    • Effort Assessment: All issues on the Content tracker would require some level of investigation. They have been added as they can’t be easily resolved. There extent of investigation varies from a few hours to months (or more) of work. 

     

  9. All,

    since these criteria could be considered screening tests for priority focus should be on ease with which criteria could be collected and determined. There should be some time left for doing actual work once the work items have been prioritized (wink)

    /Daniel

  10. Hi, Thanks John for the drafted Framework.

    As Cathy asked, I am not sure how the Member request (in the Major criteria) is different from the SIRS's request. I would like to see that the Member countries priorities' related content requests be prioritised when that is appropriate.

    I am in agreement with Daniel and Elaine's comments above requesting for measurable criteria. For the effort assessment, I wonder if the 'Ease of work' Category should be called the Complexity Category, where combination of actions required would score higher for effort requirements. This would allow to identify things like dependencies, concept model changes, tooling changes, editorial changes, etc.
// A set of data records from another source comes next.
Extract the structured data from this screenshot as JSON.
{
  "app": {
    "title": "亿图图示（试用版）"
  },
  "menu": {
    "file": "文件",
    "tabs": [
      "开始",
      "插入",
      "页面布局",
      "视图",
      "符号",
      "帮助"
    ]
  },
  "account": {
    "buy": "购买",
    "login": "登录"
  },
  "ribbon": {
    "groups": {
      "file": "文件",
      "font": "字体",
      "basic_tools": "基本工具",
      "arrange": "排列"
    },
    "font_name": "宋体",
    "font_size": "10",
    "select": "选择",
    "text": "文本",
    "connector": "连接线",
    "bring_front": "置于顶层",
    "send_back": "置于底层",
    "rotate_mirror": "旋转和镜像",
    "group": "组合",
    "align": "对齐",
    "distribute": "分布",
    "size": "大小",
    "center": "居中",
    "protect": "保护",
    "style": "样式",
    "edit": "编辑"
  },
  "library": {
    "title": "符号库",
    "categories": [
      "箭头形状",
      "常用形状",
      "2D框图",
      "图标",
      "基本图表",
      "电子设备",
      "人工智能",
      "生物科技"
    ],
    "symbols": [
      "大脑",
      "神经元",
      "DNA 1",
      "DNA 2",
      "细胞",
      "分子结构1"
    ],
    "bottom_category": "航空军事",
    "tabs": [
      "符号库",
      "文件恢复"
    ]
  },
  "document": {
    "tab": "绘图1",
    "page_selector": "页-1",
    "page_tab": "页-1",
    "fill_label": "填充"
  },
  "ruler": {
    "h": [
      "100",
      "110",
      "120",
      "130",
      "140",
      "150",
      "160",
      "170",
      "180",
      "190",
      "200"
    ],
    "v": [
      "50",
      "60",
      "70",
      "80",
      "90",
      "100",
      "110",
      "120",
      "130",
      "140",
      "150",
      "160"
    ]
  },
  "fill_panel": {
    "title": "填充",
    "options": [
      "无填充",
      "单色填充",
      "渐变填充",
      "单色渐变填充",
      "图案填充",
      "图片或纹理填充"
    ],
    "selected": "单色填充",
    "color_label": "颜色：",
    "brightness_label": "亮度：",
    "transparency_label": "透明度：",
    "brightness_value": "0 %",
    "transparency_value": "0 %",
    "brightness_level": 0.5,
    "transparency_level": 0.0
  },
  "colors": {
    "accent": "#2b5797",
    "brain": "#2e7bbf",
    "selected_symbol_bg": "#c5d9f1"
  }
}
It seems to me that the number of concepts in play is very important and perhaps having a specific category to represent that information would make more sense that trying to combine this with other info that are also crucial.

    Linda

  11. Apologies for missing the meeting today - wondered where you all were when I dialled in at 9,00!  Unfortunately I had it in my NHS diary for 9 and had forgotten we said an hour earlier.  I'm sure I'll catch up.